■ RECORDS FOR THE EXERCISE
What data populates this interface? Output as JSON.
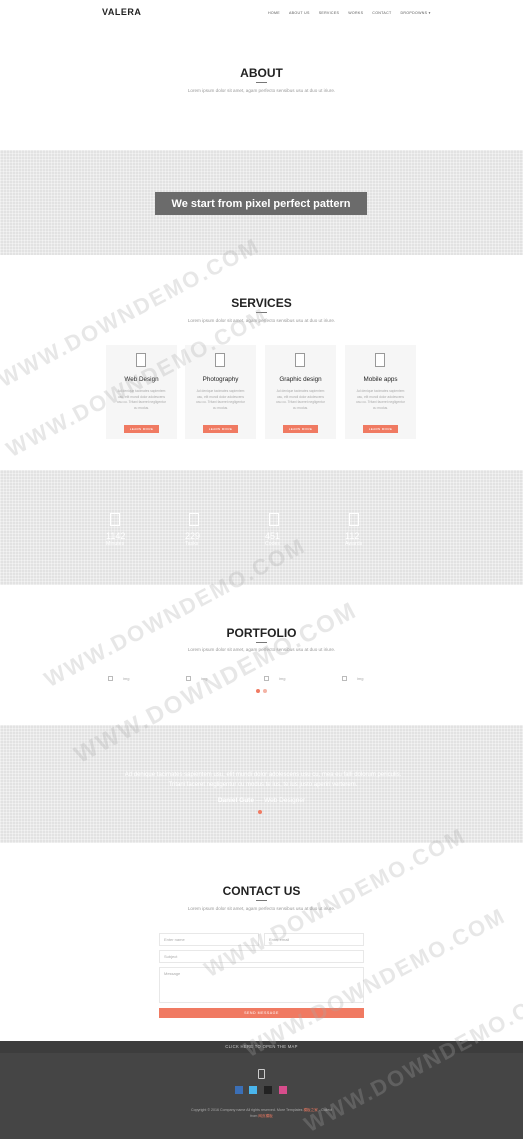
{
  "nav": {
    "brand": "VALERA",
    "items": [
      "HOME",
      "ABOUT US",
      "SERVICES",
      "WORKS",
      "CONTACT",
      "DROPDOWNS ▾"
    ]
  },
  "about": {
    "title": "ABOUT",
    "subtitle": "Lorem ipsum dolor sit amet, agam perfecto sensibus usu at duo ut iriure."
  },
  "hero": {
    "text": "We start from pixel perfect pattern"
  },
  "services": {
    "title": "SERVICES",
    "subtitle": "Lorem ipsum dolor sit amet, agam perfecto sensibus usu at duo ut iriure.",
    "cards": [
      {
        "title": "Web Design",
        "desc": "Ad denique tacimates sapientem usu, elit mundi dolor adolescens usu cu. Tritani faceret negligentur cu modus.",
        "button": "LEARN MORE"
      },
      {
        "title": "Photography",
        "desc": "Ad denique tacimates sapientem usu, elit mundi dolor adolescens usu cu. Tritani faceret negligentur cu modus.",
        "button": "LEARN MORE"
      },
      {
        "title": "Graphic design",
        "desc": "Ad denique tacimates sapientem usu, elit mundi dolor adolescens usu cu. Tritani faceret negligentur cu modus.",
        "button": "LEARN MORE"
      },
      {
        "title": "Mobile apps",
        "desc": "Ad denique tacimates sapientem usu, elit mundi dolor adolescens usu cu. Tritani faceret negligentur cu modus.",
        "button": "LEARN MORE"
      }
    ]
  },
  "stats": [
    {
      "number": "1142",
      "label": "Minutes"
    },
    {
      "number": "229",
      "label": "Tasks"
    },
    {
      "number": "451",
      "label": "Codes"
    },
    {
      "number": "112",
      "label": "Awards"
    }
  ],
  "portfolio": {
    "title": "PORTFOLIO",
    "subtitle": "Lorem ipsum dolor sit amet, agam perfecto sensibus usu at duo ut iriure.",
    "images": [
      "img",
      "img",
      "img",
      "img"
    ]
  },
  "testimonial": {
    "quote": "Ad denique tacimates sapientem usu, elit mundi dolor adolescens usu cu, mea eu falli dolorum periculis. Tritani faceret negligentur cu modus te ius, te ius justo aperiri verterem.",
    "author": "Daniel Gute",
    "role": "— Web Designer"
  },
  "contact": {
    "title": "CONTACT US",
    "subtitle": "Lorem ipsum dolor sit amet, agam perfecto sensibus usu at duo ut iriure.",
    "name_placeholder": "Enter name",
    "email_placeholder": "Enter email",
    "subject_placeholder": "Subject",
    "message_placeholder": "Message",
    "send_label": "SEND MESSAGE"
  },
  "footer": {
    "map_toggle": "CLICK HERE TO OPEN THE MAP",
    "copyright": "Copyright © 2016 Company name All rights reserved. More Templates",
    "copyright_link": "模板之家",
    "copyright_tail": "- Collect from",
    "copyright_tail_link": "网页模板"
  },
  "watermark": "WWW.DOWNDEMO.COM",
  "colors": {
    "accent": "#f07a62",
    "band": "#e2e2e2",
    "footer": "#454545",
    "social": [
      "#3b6fb6",
      "#4ab5ec",
      "#222222",
      "#d74d8c"
    ]
  }
}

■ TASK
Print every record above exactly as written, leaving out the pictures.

■ REPLY
What data populates this interface? Output as JSON.
{
  "nav": {
    "brand": "VALERA",
    "items": [
      "HOME",
      "ABOUT US",
      "SERVICES",
      "WORKS",
      "CONTACT",
      "DROPDOWNS ▾"
    ]
  },
  "about": {
    "title": "ABOUT",
    "subtitle": "Lorem ipsum dolor sit amet, agam perfecto sensibus usu at duo ut iriure."
  },
  "hero": {
    "text": "We start from pixel perfect pattern"
  },
  "services": {
    "title": "SERVICES",
    "subtitle": "Lorem ipsum dolor sit amet, agam perfecto sensibus usu at duo ut iriure.",
    "cards": [
      {
        "title": "Web Design",
        "desc": "Ad denique tacimates sapientem usu, elit mundi dolor adolescens usu cu. Tritani faceret negligentur cu modus.",
        "button": "LEARN MORE"
      },
      {
        "title": "Photography",
        "desc": "Ad denique tacimates sapientem usu, elit mundi dolor adolescens usu cu. Tritani faceret negligentur cu modus.",
        "button": "LEARN MORE"
      },
      {
        "title": "Graphic design",
        "desc": "Ad denique tacimates sapientem usu, elit mundi dolor adolescens usu cu. Tritani faceret negligentur cu modus.",
        "button": "LEARN MORE"
      },
      {
        "title": "Mobile apps",
        "desc": "Ad denique tacimates sapientem usu, elit mundi dolor adolescens usu cu. Tritani faceret negligentur cu modus.",
        "button": "LEARN MORE"
      }
    ]
  },
  "stats": [
    {
      "number": "1142",
      "label": "Minutes"
    },
    {
      "number": "229",
      "label": "Tasks"
    },
    {
      "number": "451",
      "label": "Codes"
    },
    {
      "number": "112",
      "label": "Awards"
    }
  ],
  "portfolio": {
    "title": "PORTFOLIO",
    "subtitle": "Lorem ipsum dolor sit amet, agam perfecto sensibus usu at duo ut iriure.",
    "images": [
      "img",
      "img",
      "img",
      "img"
    ]
  },
  "testimonial": {
    "quote": "Ad denique tacimates sapientem usu, elit mundi dolor adolescens usu cu, mea eu falli dolorum periculis. Tritani faceret negligentur cu modus te ius, te ius justo aperiri verterem.",
    "author": "Daniel Gute",
    "role": "— Web Designer"
  },
  "contact": {
    "title": "CONTACT US",
    "subtitle": "Lorem ipsum dolor sit amet, agam perfecto sensibus usu at duo ut iriure.",
    "name_placeholder": "Enter name",
    "email_placeholder": "Enter email",
    "subject_placeholder": "Subject",
    "message_placeholder": "Message",
    "send_label": "SEND MESSAGE"
  },
  "footer": {
    "map_toggle": "CLICK HERE TO OPEN THE MAP",
    "copyright": "Copyright © 2016 Company name All rights reserved. More Templates",
    "copyright_link": "模板之家",
    "copyright_tail": "- Collect from",
    "copyright_tail_link": "网页模板"
  },
  "watermark": "WWW.DOWNDEMO.COM",
  "colors": {
    "accent": "#f07a62",
    "band": "#e2e2e2",
    "footer": "#454545",
    "social": [
      "#3b6fb6",
      "#4ab5ec",
      "#222222",
      "#d74d8c"
    ]
  }
}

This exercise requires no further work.